  1. Do the strawberries look real, like you'd want to pick them and eat them?
  2. Do the highlights on the lava rock look bronze-metallic?
  3. Does the lava rock have an overall blue tint?
  4. Is the yellow-orange gradient around the sunset smooth with no visible halo or banding?

After we've calculated the printer's photo printing quality score, we scan each printed image for reference with the Epson Perfection V600 photo scanner. The scans of the combined images, both the 4" x 6" and the 8.5" x 11", are used for a general evaluation and are included in the review. However, note that the results are based on the actual physical photos, not the scanned images.

Portrait Picture

If you're printing out several photos of friends and family, it's important to have a printer that can capture a good amount of detail in a person's hair, eyes, face, and surroundings. We use Pavel Danilyuk's "3 Women Holding Flowers" to show how well these details are reproduced. This picture isn't a part of our photo printing quality evaluation, but we use it to confirm the subjective score we set based on the "Printer Evaluation Image".

Like the photo printing quality photo we use for scoring, this portrait photo is also scanned with the Epson Perfection V600 photo scanner and included in the review.

Borderless Printing

What it is: Whether you can print a photo without borders.
When it matters: When you want to print photos that are as good as a printing service.

If you want your photos to print right up to the edge without any white margins, like what your local photo lab can do, then you'll want to know if a printer can do borderless printing - also known as full-bleed printing. To achieve a borderless print, most printers will slightly increase the size of your image so it can continue printing beyond the edges of the paper in place.

In this test, we check whether the printer supports borderless printing during our photo printing quality test. If the printer can do borderless prints, it gets a "yes" in this test. However, this test isn't scored.

Additional Information

Potential Downfalls of Borderless Printing

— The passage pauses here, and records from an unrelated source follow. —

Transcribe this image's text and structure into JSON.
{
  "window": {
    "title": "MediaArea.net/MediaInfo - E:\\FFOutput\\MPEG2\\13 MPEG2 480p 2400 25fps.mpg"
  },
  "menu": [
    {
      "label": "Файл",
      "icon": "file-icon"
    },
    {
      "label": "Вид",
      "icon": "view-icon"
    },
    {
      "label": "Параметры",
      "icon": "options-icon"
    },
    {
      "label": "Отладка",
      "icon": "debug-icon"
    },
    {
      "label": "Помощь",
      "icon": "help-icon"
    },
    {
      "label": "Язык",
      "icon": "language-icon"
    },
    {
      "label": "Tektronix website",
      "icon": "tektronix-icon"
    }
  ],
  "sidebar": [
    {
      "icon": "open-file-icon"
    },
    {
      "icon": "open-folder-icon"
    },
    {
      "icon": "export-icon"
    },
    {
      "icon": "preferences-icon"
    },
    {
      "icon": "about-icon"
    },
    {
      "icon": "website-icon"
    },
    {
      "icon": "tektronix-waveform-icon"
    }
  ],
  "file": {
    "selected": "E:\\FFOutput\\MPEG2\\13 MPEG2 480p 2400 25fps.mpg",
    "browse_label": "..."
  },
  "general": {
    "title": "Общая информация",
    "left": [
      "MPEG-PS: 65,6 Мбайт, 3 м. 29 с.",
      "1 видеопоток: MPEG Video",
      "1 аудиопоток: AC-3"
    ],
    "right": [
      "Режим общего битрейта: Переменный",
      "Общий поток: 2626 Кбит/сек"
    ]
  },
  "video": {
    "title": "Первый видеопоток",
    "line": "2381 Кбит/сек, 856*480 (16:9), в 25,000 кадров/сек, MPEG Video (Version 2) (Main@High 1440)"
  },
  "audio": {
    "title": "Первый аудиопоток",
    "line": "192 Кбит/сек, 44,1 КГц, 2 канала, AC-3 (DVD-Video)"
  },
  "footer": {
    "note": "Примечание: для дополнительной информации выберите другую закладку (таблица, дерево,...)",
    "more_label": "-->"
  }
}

In theory, an image sized exactly to fit the paper you want to print on should print without any borders. However, in practice, even the best printers can't load and feed paper with perfect alignment, so some visible margins are almost always inevitable. To achieve a true borderless print, a printer must use two techniques: "expansion" (also known as "extension") and "overspray". Expansion slightly enlarges the image so that it extends beyond the borders of the paper you wish to print on, and overspray allows the printer to continue spraying ink past the paper's edge.

Unfortunately, there are disadvantages to these techniques. The image might not center properly, and features near the edges could get cut off. Also, leftover overspray ink can transfer onto the back of subsequent prints. That said, certain printers have fewer issues with residual overspray than others, and many models allow you to adjust the amount of image extension or expansion to help keep you from losing important details.

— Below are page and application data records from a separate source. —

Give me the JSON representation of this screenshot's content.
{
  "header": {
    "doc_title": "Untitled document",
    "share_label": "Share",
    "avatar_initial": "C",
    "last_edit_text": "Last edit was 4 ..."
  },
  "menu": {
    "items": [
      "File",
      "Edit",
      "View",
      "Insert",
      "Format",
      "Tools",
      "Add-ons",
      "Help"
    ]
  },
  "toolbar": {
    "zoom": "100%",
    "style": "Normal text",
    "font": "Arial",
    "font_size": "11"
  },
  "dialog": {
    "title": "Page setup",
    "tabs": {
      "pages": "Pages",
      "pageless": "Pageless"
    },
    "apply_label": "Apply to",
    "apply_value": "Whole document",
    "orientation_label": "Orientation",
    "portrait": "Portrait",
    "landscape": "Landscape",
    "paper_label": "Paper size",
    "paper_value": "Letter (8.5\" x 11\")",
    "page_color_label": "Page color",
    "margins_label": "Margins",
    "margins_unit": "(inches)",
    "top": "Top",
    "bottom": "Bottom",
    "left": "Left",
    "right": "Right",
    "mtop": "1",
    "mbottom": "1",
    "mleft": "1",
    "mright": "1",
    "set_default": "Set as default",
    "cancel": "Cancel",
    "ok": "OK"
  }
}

What's Missing

Currently, our photo printing quality test doesn't include:

  • Objective measurements (contrast ratio, exposure, etc.)
  • Borderless technique performance (detail loss near edges, margin visibility, etc.)
  • Borderless printing options (expansion/extension adjustment, centering, etc.)
  • Overspray management

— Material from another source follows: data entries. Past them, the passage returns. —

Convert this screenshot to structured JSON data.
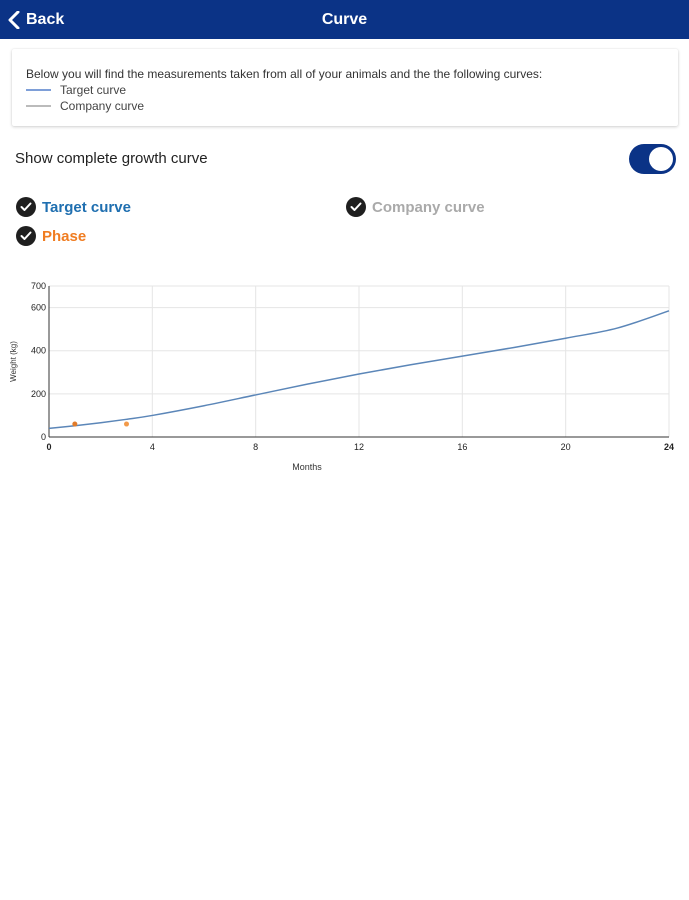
{
  "header": {
    "back_label": "Back",
    "title": "Curve"
  },
  "info": {
    "text": "Below you will find the measurements taken from all of your animals and the the following curves:",
    "legend": [
      {
        "label": "Target curve",
        "color": "#7e9fd8"
      },
      {
        "label": "Company curve",
        "color": "#bbbbbb"
      }
    ]
  },
  "toggle": {
    "label": "Show complete growth curve",
    "on": true
  },
  "filters": {
    "target": {
      "label": "Target curve",
      "color": "#1f6fb0"
    },
    "company": {
      "label": "Company curve",
      "color": "#aaaaaa"
    },
    "phase": {
      "label": "Phase",
      "color": "#f07d22"
    }
  },
  "chart_data": {
    "type": "line",
    "xlabel": "Months",
    "ylabel": "Weight (kg)",
    "xlim": [
      0,
      24
    ],
    "ylim": [
      0,
      700
    ],
    "x_ticks": [
      "0",
      "4",
      "8",
      "12",
      "16",
      "20",
      "24"
    ],
    "y_ticks": [
      "0",
      "200",
      "400",
      "600",
      "700"
    ],
    "grid": true,
    "series": [
      {
        "name": "Target curve",
        "color": "#5b86b8",
        "points": [
          [
            0,
            40
          ],
          [
            1,
            52
          ],
          [
            2,
            66
          ],
          [
            3,
            82
          ],
          [
            4,
            100
          ],
          [
            6,
            145
          ],
          [
            8,
            195
          ],
          [
            10,
            245
          ],
          [
            12,
            292
          ],
          [
            14,
            335
          ],
          [
            16,
            375
          ],
          [
            18,
            415
          ],
          [
            20,
            458
          ],
          [
            22,
            505
          ],
          [
            24,
            585
          ]
        ]
      }
    ],
    "measurements": [
      {
        "x": 1,
        "y": 60,
        "color": "#e07b2a"
      },
      {
        "x": 3,
        "y": 60,
        "color": "#f29a4a"
      }
    ],
    "tick_color": "#222222",
    "grid_color": "#e5e5e5"
  }
}
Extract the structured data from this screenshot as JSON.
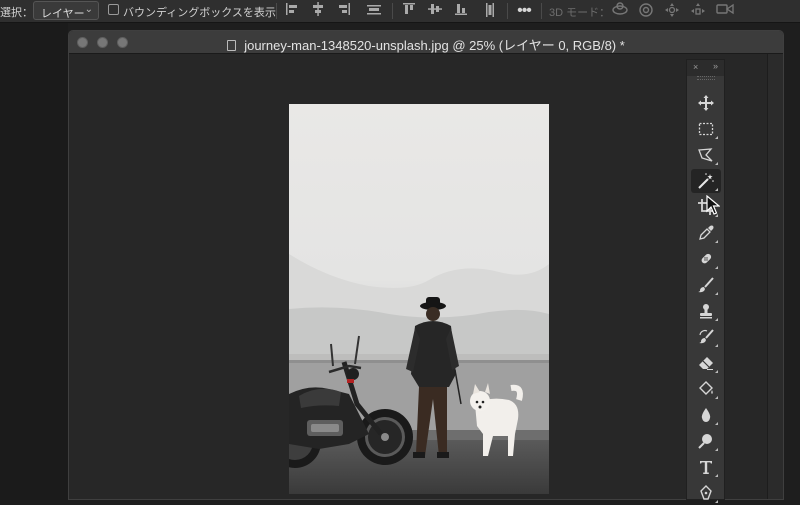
{
  "options_bar": {
    "select_label": "選択：",
    "layer_select_value": "レイヤー",
    "bounding_box_label": "バウンディングボックスを表示",
    "bounding_box_checked": false,
    "mode_3d_label": "3D モード："
  },
  "document": {
    "title": "journey-man-1348520-unsplash.jpg @ 25% (レイヤー 0, RGB/8) *",
    "zoom": "25%"
  },
  "tools_panel": {
    "close_glyph": "×",
    "collapse_glyph": "»",
    "tools": [
      {
        "name": "move-tool",
        "icon": "move-icon",
        "active": false
      },
      {
        "name": "rectangular-marquee-tool",
        "icon": "marquee-icon",
        "active": false
      },
      {
        "name": "lasso-tool",
        "icon": "polygonal-lasso-icon",
        "active": false
      },
      {
        "name": "magic-wand-tool",
        "icon": "magic-wand-icon",
        "active": true
      },
      {
        "name": "crop-tool",
        "icon": "crop-icon",
        "active": false
      },
      {
        "name": "eyedropper-tool",
        "icon": "eyedropper-icon",
        "active": false
      },
      {
        "name": "healing-brush-tool",
        "icon": "bandage-icon",
        "active": false
      },
      {
        "name": "brush-tool",
        "icon": "brush-icon",
        "active": false
      },
      {
        "name": "clone-stamp-tool",
        "icon": "stamp-icon",
        "active": false
      },
      {
        "name": "history-brush-tool",
        "icon": "history-brush-icon",
        "active": false
      },
      {
        "name": "eraser-tool",
        "icon": "eraser-icon",
        "active": false
      },
      {
        "name": "paint-bucket-tool",
        "icon": "paint-bucket-icon",
        "active": false
      },
      {
        "name": "blur-tool",
        "icon": "drop-icon",
        "active": false
      },
      {
        "name": "dodge-tool",
        "icon": "dodge-icon",
        "active": false
      },
      {
        "name": "type-tool",
        "icon": "type-icon",
        "active": false
      },
      {
        "name": "pen-tool",
        "icon": "pen-icon",
        "active": false
      }
    ]
  },
  "colors": {
    "app_background": "#1e1e1e",
    "panel": "#383838",
    "titlebar": "#3c3c3c",
    "icon": "#cfcfcf"
  }
}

Whether you're an avid scrapbooker or just like being able to print a couple of photos now and then from the comfort of your own home, photo printing quality is important to keep in mind if you want your prints to compare to what you get at a print shop. You'll likely want to know whether it can do borderless prints, too. However, photo printing quality can not only differ between printers but can depend on the paper, settings, or images you use to print. Unless you're very passionate about photo printing or are a professional, the majority of mid-range photo printers should produce a decent enough photo print quality for most people.